Urban kids have more allergies.
Data revealed that the odds of food allergies were significantly higher in more densely populated areas as compared to rural areas and small towns. Rates varied significantly from almost 10 percent prevalence in urban centers to only 6 percent in rural areas. The study also found that the most common food allergy was for peanuts, and milk and soy were two of the most consistent allergies throughout the various demographic areas.
One explanation for a higher prevalence of food allergies in urban areas is that exposure to certain “microbial agents’” or agitants earlier in life may somehow protect a child from developing food allergies later in life. Kind of the same argument for people who use sanitizers too much on their hands and become more susceptible to getting sick as it weakens their immune system. Either way, the association between food allergy prevalence steadily rose as population density rose as well, which makes it clear rural kids are far less likely to suffer from an allergies than their city-dwelling counterparts.

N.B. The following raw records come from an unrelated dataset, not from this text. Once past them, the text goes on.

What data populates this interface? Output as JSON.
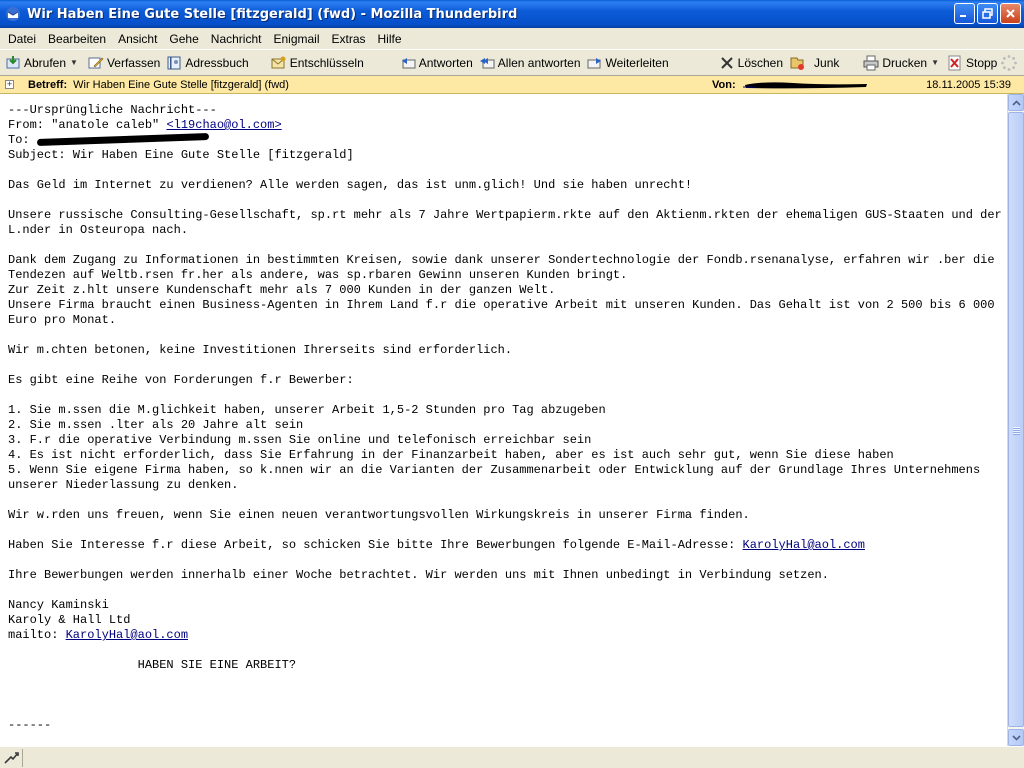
{
  "window": {
    "title": "Wir Haben Eine Gute Stelle [fitzgerald] (fwd) - Mozilla Thunderbird"
  },
  "menu": {
    "items": [
      {
        "first": "D",
        "rest": "atei"
      },
      {
        "first": "B",
        "rest": "earbeiten"
      },
      {
        "first": "A",
        "rest": "nsicht"
      },
      {
        "first": "G",
        "rest": "ehe"
      },
      {
        "first": "N",
        "rest": "achricht"
      },
      {
        "first": "E",
        "rest": "nigmail"
      },
      {
        "first": "E",
        "rest": "xtras",
        "ul_index": 0
      },
      {
        "first": "H",
        "rest": "ilfe"
      }
    ],
    "labels": [
      "Datei",
      "Bearbeiten",
      "Ansicht",
      "Gehe",
      "Nachricht",
      "Enigmail",
      "Extras",
      "Hilfe"
    ]
  },
  "toolbar": {
    "get_mail": "Abrufen",
    "compose": "Verfassen",
    "address_book": "Adressbuch",
    "decrypt": "Entschlüsseln",
    "reply": "Antworten",
    "reply_all": "Allen antworten",
    "forward": "Weiterleiten",
    "delete": "Löschen",
    "junk": "Junk",
    "print": "Drucken",
    "stop": "Stopp"
  },
  "header": {
    "subject_label": "Betreff:",
    "subject": "Wir Haben Eine Gute Stelle [fitzgerald] (fwd)",
    "from_label": "Von:",
    "date": "18.11.2005 15:39"
  },
  "message": {
    "l01": "---Ursprüngliche Nachricht---",
    "l02_prefix": "From: \"anatole caleb\" ",
    "l02_email": "<l19chao@ol.com>",
    "l03_prefix": "To: ",
    "l04": "Subject: Wir Haben Eine Gute Stelle [fitzgerald]",
    "l06": "Das Geld im Internet zu verdienen? Alle werden sagen, das ist unm.glich! Und sie haben unrecht!",
    "l08": "Unsere russische Consulting-Gesellschaft, sp.rt mehr als 7 Jahre Wertpapierm.rkte auf den Aktienm.rkten der ehemaligen GUS-Staaten und der",
    "l09": "L.nder in Osteuropa nach.",
    "l11": "Dank dem Zugang zu Informationen in bestimmten Kreisen, sowie dank unserer Sondertechnologie der Fondb.rsenanalyse, erfahren wir .ber die",
    "l12": "Tendezen auf Weltb.rsen fr.her als andere, was sp.rbaren Gewinn unseren Kunden bringt.",
    "l13": "Zur Zeit z.hlt unsere Kundenschaft mehr als 7 000 Kunden in der ganzen Welt.",
    "l14": "Unsere Firma braucht einen Business-Agenten in Ihrem Land f.r die operative Arbeit mit unseren Kunden. Das Gehalt ist von 2 500 bis 6 000",
    "l15": "Euro pro Monat.",
    "l17": "Wir m.chten betonen, keine Investitionen Ihrerseits sind erforderlich.",
    "l19": "Es gibt eine Reihe von Forderungen f.r Bewerber:",
    "l21": "1. Sie m.ssen die M.glichkeit haben, unserer Arbeit 1,5-2 Stunden pro Tag abzugeben",
    "l22": "2. Sie m.ssen .lter als 20 Jahre alt sein",
    "l23": "3. F.r die operative Verbindung m.ssen Sie online und telefonisch erreichbar sein",
    "l24": "4. Es ist nicht erforderlich, dass Sie Erfahrung in der Finanzarbeit haben, aber es ist auch sehr gut, wenn Sie diese haben",
    "l25": "5. Wenn Sie eigene Firma haben, so k.nnen wir an die Varianten der Zusammenarbeit oder Entwicklung auf der Grundlage Ihres Unternehmens",
    "l26": "unserer Niederlassung zu denken.",
    "l28": "Wir w.rden uns freuen, wenn Sie einen neuen verantwortungsvollen Wirkungskreis in unserer Firma finden.",
    "l30_prefix": "Haben Sie Interesse f.r diese Arbeit, so schicken Sie bitte Ihre Bewerbungen folgende E-Mail-Adresse: ",
    "l30_email": "KarolyHal@aol.com",
    "l32": "Ihre Bewerbungen werden innerhalb einer Woche betrachtet. Wir werden uns mit Ihnen unbedingt in Verbindung setzen.",
    "l34": "Nancy Kaminski",
    "l35": "Karoly & Hall Ltd",
    "l36_prefix": "mailto: ",
    "l36_email": "KarolyHal@aol.com",
    "l38": "                  HABEN SIE EINE ARBEIT?",
    "l42": "------"
  },
  "colors": {
    "titlebar": "#0b5bd8",
    "header_bg": "#fde8a4",
    "link": "#00007f",
    "chrome": "#ece9d8"
  },
  "icons": {
    "app": "thunderbird-icon",
    "minimize": "minimize-icon",
    "maximize": "restore-icon",
    "close": "close-icon"
  }
}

So, once again like in the Dirt Adds Value story from the NYT, linked on this blog, we need to be part of the natural world from the beginning for so many reasons. Farmers and farmers markets contribute to that familiarity and need to be recognized for that.